START SUPPLIED MATERIAL

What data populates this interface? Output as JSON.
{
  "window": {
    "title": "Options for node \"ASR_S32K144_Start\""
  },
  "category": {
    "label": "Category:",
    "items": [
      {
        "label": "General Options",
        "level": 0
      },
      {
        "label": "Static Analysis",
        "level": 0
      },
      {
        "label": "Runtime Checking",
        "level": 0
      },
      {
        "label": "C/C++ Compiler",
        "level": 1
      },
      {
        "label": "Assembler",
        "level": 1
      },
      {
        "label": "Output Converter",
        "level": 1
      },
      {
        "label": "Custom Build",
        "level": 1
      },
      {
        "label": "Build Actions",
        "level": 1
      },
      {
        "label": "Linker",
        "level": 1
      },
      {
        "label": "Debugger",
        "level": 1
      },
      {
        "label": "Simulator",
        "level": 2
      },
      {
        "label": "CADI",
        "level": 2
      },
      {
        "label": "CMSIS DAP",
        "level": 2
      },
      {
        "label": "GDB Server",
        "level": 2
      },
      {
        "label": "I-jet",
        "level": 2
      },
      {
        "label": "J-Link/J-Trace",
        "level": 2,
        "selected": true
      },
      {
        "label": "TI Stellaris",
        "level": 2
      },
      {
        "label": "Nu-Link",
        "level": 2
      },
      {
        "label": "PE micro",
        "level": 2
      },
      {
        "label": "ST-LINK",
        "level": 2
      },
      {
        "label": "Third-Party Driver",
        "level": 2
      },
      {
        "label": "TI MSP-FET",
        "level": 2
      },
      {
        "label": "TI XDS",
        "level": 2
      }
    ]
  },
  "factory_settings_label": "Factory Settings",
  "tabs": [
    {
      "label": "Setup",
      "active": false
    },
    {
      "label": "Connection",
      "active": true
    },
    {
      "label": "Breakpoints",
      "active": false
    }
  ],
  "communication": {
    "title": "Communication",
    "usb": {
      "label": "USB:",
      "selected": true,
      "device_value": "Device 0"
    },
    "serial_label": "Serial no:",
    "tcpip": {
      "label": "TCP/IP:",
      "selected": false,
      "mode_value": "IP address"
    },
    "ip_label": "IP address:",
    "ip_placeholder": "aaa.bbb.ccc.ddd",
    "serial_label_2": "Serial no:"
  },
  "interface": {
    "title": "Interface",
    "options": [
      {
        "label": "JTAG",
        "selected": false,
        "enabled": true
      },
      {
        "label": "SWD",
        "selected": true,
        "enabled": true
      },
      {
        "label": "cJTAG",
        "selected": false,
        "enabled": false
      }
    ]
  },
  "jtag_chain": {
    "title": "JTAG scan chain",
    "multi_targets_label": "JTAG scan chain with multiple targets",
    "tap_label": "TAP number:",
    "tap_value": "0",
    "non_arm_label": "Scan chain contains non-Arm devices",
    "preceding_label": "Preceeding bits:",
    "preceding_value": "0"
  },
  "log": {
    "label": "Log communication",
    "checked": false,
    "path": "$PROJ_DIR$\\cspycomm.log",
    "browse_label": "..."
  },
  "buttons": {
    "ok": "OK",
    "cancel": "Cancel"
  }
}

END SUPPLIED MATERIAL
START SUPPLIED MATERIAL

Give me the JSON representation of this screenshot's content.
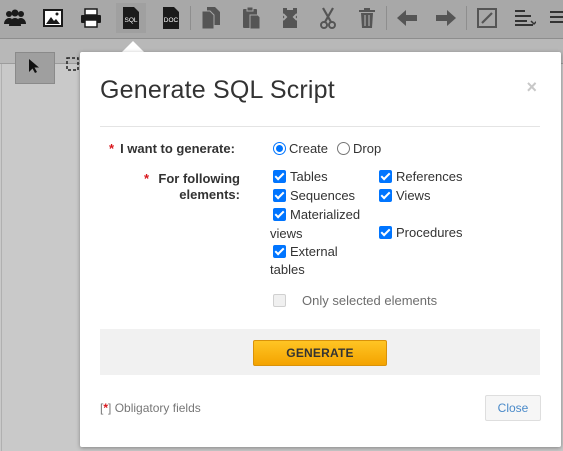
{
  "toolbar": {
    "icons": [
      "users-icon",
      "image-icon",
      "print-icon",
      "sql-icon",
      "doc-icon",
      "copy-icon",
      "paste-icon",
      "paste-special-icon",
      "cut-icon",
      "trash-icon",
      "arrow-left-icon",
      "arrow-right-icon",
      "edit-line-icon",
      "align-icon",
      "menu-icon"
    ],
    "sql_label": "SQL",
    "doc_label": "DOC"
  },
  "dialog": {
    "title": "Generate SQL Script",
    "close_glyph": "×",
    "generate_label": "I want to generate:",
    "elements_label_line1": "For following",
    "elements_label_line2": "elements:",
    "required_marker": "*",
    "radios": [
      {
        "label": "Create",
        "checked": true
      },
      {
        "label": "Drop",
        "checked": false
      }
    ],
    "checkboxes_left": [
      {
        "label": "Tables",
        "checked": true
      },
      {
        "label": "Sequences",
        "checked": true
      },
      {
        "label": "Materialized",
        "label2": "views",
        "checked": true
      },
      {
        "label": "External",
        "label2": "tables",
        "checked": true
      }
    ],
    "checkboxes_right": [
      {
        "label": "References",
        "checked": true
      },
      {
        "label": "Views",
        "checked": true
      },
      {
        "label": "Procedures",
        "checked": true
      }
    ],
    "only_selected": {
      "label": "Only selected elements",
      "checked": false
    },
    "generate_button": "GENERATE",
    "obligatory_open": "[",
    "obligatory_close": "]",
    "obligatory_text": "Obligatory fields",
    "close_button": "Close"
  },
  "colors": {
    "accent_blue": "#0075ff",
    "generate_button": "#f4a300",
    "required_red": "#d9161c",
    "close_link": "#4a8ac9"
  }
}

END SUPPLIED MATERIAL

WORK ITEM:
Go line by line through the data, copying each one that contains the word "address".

EXERCISE ANSWER:
      "mode_value": "IP address"
    "ip_label": "IP address:",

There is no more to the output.